This is part three of six in which Director Michael McFaul talks about his vision for the Freeman Spogli Institute for International Studies, the accomplishments he's most proud of so far, and why he keeps returning to the Farm.
At our core we are a research institute. I never lose sight of that and am always looking to expand our interdisciplinary research. FSI is home to eight centers and a growing number of specialized research programs and initiatives. Since starting as director five years ago, we’ve kicked off initiatives focused on European security as well as Asia, the Middle East and cyber security. We’ve developed research strengths in these regions where we didn’t have them before. And a regional orientation for research will continue to be relevant as the world around us continues to reshape itself.
The rising importance of China certainly calls for our attention. We have a lot of depth on China here at FSI and at the university, but we need more, particularly around the U.S.-China bilateral relationship. I’d like to see us offer more courses on U.S.-China relations and the Chinese economy. These are complicated subjects and the data we have on them are not great. What’s more, they touch on a whole set of topics related to U.S.-China competition in high-tech, including the race to artificial intelligence and the development of cyber weapons.
Of course, my plans are only worth as much as the people we are able to attract. Our research centers each require academic leadership, and making sure we're hiring new people or attracting people from the university to lead the centers is crucial to the future of FSI. That's the highest priority. Thankfully we’re off to a terrific start. We’ve hired an incredibly diverse group of new scholars recently, and their expertise and perspectives are invaluable. I’m thinking of Francis Fukuyama, Anna Grzymala-Busse, Oriana Skylar Mastro and many others.
You really can't do anything at a place like FSI without talented people. You can have all the great ideas you want. If you don't have the warm bodies to actually do them, it doesn't matter. If you don't create the permissive conditions for academics to do the work that they want to do, you can't tell them what to do. That's how my job today is different than my job as the US ambassador.
When I was the ambassador, most people would listen to me and would do what I'd say, because everybody knew I was the boss. They would open the door for me when I would come down into the office. They would all say, "Mr. Ambassador." That's not the way it works at the university. Instead of saying, "Here's my vision, now you guys go do it," you've got to create the vision from what people want to do already. Getting that right is the highest priority for the next five years, especially as we develop leadership for the future.
I’m proud of launching a new research center recently, the Cyber Policy Center. This center brings together the various programs and people throughout the university working on what I think are the core challenges for security, development and governance of our time. The fourth floor of Encina Hall has been transformed to integrate their work here, which will be instrumental in creating the necessary bridges between D.C. and Silicon Valley, and the technology and policy arenas.

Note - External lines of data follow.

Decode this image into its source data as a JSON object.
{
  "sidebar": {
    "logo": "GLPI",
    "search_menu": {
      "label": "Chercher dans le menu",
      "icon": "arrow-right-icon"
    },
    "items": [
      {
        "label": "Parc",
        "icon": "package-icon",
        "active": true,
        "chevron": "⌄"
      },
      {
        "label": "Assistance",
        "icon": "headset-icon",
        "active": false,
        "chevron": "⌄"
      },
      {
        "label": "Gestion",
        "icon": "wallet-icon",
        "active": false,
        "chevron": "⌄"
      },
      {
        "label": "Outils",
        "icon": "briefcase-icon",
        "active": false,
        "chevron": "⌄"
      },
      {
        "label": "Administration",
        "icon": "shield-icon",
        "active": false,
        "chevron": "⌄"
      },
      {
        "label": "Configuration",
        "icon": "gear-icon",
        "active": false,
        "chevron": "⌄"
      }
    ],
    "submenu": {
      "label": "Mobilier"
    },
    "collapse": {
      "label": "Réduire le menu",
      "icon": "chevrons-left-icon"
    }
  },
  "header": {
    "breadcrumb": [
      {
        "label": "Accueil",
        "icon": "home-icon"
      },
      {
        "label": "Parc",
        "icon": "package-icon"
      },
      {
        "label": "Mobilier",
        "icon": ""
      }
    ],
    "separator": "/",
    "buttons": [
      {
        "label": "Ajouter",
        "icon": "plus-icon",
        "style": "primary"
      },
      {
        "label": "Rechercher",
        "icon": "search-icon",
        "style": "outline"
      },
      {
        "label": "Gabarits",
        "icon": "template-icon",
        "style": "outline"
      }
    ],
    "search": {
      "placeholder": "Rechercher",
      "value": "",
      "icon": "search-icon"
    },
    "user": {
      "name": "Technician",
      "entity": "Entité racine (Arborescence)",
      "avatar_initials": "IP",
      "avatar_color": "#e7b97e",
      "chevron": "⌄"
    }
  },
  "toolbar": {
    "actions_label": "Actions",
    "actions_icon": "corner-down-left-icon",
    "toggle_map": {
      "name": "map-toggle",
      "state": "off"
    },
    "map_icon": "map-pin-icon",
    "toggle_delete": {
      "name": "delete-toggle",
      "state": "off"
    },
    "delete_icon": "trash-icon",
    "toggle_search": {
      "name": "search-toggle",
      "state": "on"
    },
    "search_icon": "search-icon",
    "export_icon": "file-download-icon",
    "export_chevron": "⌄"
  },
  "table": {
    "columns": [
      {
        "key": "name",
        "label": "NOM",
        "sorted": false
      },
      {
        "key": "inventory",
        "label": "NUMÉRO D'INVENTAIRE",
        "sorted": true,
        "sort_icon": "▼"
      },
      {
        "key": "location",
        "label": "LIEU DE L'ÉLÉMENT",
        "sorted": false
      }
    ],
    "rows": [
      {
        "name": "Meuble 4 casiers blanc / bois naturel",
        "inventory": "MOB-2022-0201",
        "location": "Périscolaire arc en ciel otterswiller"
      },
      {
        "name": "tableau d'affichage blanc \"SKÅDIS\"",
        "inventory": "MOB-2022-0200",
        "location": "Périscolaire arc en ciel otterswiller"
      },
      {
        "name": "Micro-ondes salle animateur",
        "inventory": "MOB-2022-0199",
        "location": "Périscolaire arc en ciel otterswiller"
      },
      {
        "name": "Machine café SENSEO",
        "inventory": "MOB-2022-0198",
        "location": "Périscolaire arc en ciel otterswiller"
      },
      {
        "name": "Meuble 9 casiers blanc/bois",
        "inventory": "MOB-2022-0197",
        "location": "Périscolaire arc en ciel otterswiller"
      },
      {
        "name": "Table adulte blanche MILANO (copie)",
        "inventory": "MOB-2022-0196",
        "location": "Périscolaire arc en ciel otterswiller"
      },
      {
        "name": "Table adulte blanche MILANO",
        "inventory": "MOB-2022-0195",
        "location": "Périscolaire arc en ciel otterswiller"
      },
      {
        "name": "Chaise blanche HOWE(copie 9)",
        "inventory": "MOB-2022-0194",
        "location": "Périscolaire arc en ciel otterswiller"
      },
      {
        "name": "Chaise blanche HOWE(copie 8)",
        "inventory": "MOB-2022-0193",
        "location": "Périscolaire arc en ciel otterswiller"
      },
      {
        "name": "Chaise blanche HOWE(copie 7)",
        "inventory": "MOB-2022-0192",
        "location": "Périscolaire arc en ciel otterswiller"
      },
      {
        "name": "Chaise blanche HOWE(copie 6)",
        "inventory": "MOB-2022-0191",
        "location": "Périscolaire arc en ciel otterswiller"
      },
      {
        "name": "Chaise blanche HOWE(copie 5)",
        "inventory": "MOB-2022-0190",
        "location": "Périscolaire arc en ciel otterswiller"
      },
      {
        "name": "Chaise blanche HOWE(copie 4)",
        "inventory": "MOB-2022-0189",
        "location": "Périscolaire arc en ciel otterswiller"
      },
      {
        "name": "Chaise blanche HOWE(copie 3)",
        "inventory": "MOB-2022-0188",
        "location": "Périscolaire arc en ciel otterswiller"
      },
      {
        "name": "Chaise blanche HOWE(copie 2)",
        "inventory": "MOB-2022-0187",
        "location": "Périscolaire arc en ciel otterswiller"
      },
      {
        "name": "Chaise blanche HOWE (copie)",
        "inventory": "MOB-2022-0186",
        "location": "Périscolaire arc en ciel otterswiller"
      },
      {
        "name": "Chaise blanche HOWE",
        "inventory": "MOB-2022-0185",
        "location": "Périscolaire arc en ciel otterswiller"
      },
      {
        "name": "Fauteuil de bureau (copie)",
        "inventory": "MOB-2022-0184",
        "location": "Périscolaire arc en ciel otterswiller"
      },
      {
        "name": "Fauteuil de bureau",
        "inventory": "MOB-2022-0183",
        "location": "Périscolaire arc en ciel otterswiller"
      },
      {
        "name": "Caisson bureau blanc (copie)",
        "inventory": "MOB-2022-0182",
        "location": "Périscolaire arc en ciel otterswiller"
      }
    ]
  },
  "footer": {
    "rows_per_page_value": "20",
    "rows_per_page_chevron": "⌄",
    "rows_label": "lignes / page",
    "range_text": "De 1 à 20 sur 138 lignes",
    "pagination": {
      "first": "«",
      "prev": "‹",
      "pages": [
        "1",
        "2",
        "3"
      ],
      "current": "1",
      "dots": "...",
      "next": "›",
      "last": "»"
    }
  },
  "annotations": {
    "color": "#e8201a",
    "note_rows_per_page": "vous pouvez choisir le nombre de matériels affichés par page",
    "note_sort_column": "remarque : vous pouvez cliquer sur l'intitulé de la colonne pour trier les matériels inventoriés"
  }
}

Another new initiative that I’m proud of, on global populism, is demonstrating the growth of social polarization around the globe, including right here in America. This trend makes public policy discussions privileged opinion and demotes data and evidence. We need to fight back on that. Policy decisions made with data behind it are better than ones that are made with just intuition or opinion behind it.
Especially in periods of polarization it's incumbent upon places like FSI to be committed to getting their scientific research into the public policy domains. That all said, it's not enough just to do your research and wait for the President of the United States to give you a call to ask you about your research.
We have to be creative, nimble and innovative about how we get our ideas, based on data, evidence and research into the public policy domain. And it’s a two-way street. The public and those in the policy world need to be more willing to listen to data and accept policy reforms based on data.